That’s up from a 39 percent six-year graduation rate for the Class of 2007. That figure was the lowest since 1995, when 39.4 percent finished undergraduate degrees in six-years. Among Florida’s public universities, only FAU (38 percent) and FGCU (35 percent) had lower rates that year. The national average for the Class of 2007 was 53 percent.

FAMU President James Ammons points to rising college costs as the number one factor that hurts the FAMU’s graduation rate.

FAMU's median family income is only $30,000 per year. When tuition and fees rise, FAMU students usually enroll in fewer courses.

"These are students who can't call home and say, 'Mom, I need $1,000 for a class,'" Ammons said. "Ninety percent of FAMU students are on financial aid."

Ammons has taken some big steps to help students graduate faster, including hiring a new director of retention and calling for students to be given more help in applying for financial aid.

However, FAMU's decision to implement a 7 percent differential option on top of the 8 percent tuition bump approved by the Florida Legislature could have an unintended negative impact on future graduation rates. The new tuition increases threaten to eat up the new financial aid provided by U.S. President Barack Obama's American Opportunity Tax Credit.

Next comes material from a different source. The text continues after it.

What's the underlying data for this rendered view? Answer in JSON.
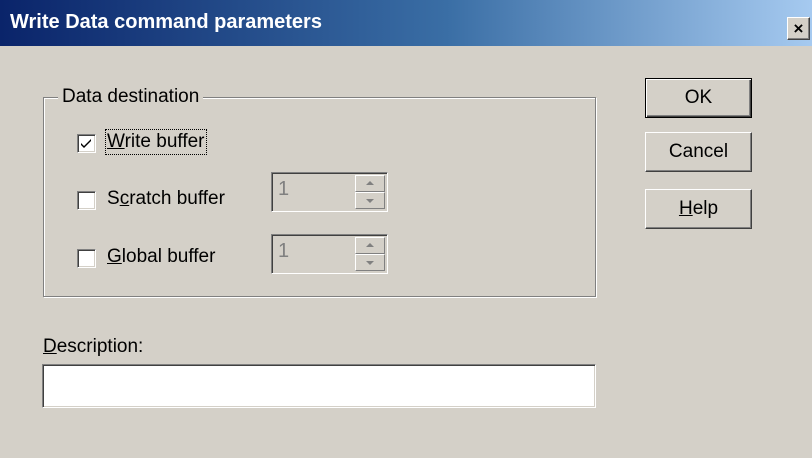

The maximum Pell Grant award increased from $3,000 in 1998 to $4,310 in 2007. But still, the new financial aid did not stop FAMU’s lower division credit hour loads from dropping. Pell Grants have not kept pace with tuition hikes.